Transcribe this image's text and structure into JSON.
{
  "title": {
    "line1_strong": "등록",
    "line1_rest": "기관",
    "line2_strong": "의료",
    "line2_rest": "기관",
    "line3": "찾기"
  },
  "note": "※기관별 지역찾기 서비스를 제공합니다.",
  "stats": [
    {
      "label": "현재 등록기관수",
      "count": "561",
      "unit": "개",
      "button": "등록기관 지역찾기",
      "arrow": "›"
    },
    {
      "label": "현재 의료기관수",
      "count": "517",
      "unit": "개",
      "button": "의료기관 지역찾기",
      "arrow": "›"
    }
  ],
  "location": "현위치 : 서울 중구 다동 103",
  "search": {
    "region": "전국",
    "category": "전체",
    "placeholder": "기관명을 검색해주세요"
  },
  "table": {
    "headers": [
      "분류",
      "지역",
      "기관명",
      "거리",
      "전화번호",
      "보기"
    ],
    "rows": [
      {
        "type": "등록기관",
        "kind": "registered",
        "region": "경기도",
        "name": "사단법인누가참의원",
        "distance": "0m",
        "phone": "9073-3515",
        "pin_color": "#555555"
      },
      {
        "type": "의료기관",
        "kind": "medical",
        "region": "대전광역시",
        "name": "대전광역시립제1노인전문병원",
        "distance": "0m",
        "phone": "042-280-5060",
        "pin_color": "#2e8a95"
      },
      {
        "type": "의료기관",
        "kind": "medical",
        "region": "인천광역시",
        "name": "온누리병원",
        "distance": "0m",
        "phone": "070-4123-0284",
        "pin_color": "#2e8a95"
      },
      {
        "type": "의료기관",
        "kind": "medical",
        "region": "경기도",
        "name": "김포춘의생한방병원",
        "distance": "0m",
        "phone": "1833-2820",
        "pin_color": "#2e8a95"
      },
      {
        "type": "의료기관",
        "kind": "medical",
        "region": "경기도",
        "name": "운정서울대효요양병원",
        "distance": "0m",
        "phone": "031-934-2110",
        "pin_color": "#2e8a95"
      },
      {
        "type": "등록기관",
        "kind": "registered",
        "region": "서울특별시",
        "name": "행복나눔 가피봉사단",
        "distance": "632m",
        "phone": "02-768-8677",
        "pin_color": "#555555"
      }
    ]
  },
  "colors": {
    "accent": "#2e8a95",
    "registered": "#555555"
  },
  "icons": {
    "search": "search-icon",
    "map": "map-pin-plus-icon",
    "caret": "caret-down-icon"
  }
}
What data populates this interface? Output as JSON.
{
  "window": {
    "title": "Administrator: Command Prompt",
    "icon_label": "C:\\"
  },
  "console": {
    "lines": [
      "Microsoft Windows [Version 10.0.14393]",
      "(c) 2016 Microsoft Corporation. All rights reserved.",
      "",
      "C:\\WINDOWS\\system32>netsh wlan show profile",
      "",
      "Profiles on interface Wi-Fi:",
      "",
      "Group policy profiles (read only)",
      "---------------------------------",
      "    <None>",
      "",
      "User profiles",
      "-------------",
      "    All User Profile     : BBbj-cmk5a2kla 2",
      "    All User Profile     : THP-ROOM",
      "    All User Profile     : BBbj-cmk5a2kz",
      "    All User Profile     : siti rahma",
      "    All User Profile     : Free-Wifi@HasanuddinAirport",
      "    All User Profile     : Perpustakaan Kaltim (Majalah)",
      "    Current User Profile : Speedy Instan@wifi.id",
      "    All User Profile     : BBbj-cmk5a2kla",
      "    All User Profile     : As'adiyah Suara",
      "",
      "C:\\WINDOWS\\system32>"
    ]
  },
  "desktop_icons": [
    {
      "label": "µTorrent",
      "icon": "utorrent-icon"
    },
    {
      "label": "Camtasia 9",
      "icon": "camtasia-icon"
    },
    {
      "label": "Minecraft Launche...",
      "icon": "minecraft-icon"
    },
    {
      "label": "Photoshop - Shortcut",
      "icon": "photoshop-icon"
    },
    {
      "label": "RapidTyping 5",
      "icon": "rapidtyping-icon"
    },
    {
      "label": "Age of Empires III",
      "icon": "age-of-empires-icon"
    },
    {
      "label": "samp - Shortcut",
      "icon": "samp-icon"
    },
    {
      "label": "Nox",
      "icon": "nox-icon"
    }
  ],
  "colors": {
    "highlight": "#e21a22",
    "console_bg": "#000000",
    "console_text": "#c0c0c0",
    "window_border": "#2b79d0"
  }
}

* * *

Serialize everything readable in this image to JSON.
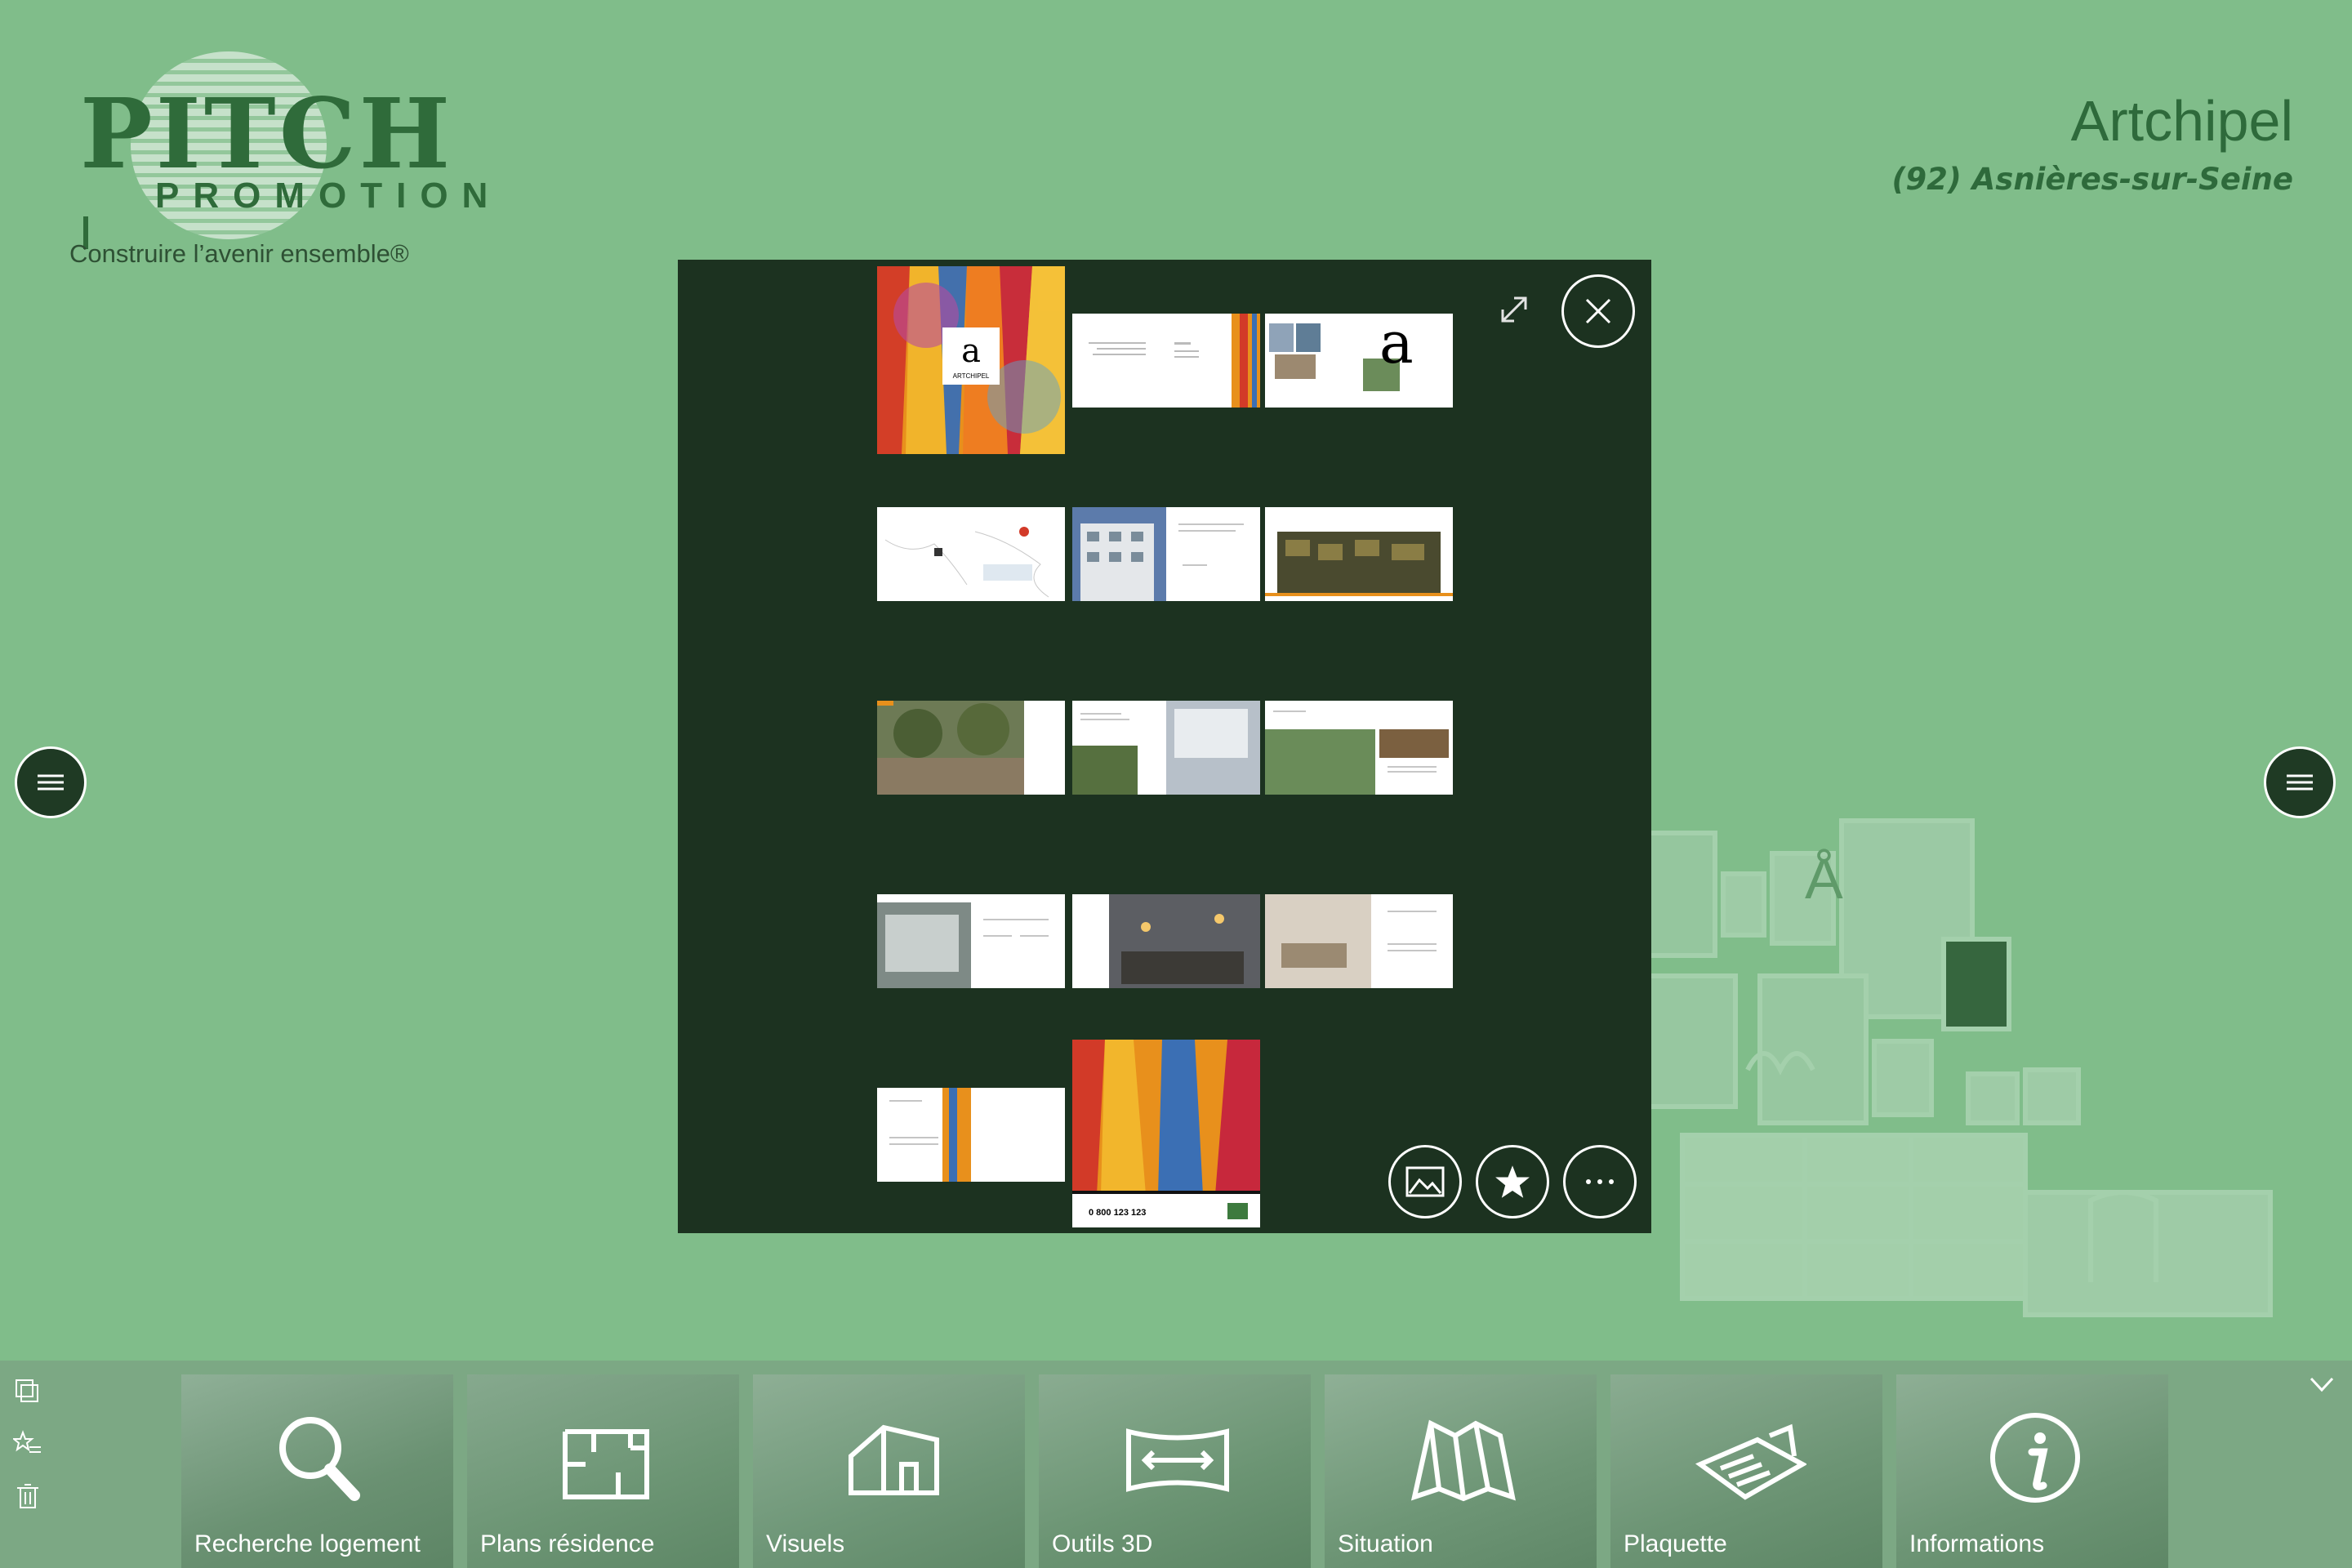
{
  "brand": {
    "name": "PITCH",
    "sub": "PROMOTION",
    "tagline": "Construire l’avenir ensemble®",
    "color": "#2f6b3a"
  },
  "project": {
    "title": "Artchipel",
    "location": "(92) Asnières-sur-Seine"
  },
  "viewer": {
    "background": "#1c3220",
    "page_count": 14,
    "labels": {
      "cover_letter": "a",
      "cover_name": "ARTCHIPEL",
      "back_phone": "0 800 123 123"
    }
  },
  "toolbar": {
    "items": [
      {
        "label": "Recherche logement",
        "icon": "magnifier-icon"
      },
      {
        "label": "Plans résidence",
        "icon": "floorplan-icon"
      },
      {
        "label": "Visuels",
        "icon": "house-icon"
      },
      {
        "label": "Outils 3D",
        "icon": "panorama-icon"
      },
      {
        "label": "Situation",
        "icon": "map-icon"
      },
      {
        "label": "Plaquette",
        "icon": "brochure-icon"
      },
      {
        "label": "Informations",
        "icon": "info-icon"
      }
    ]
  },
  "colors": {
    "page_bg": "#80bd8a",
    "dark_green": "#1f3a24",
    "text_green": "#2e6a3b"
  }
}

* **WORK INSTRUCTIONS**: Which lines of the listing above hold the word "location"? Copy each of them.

* **RESPONSE BOX**:
  "location": "현위치 : 서울 중구 다동 103",
    "location": "(92) Asnières-sur-Seine"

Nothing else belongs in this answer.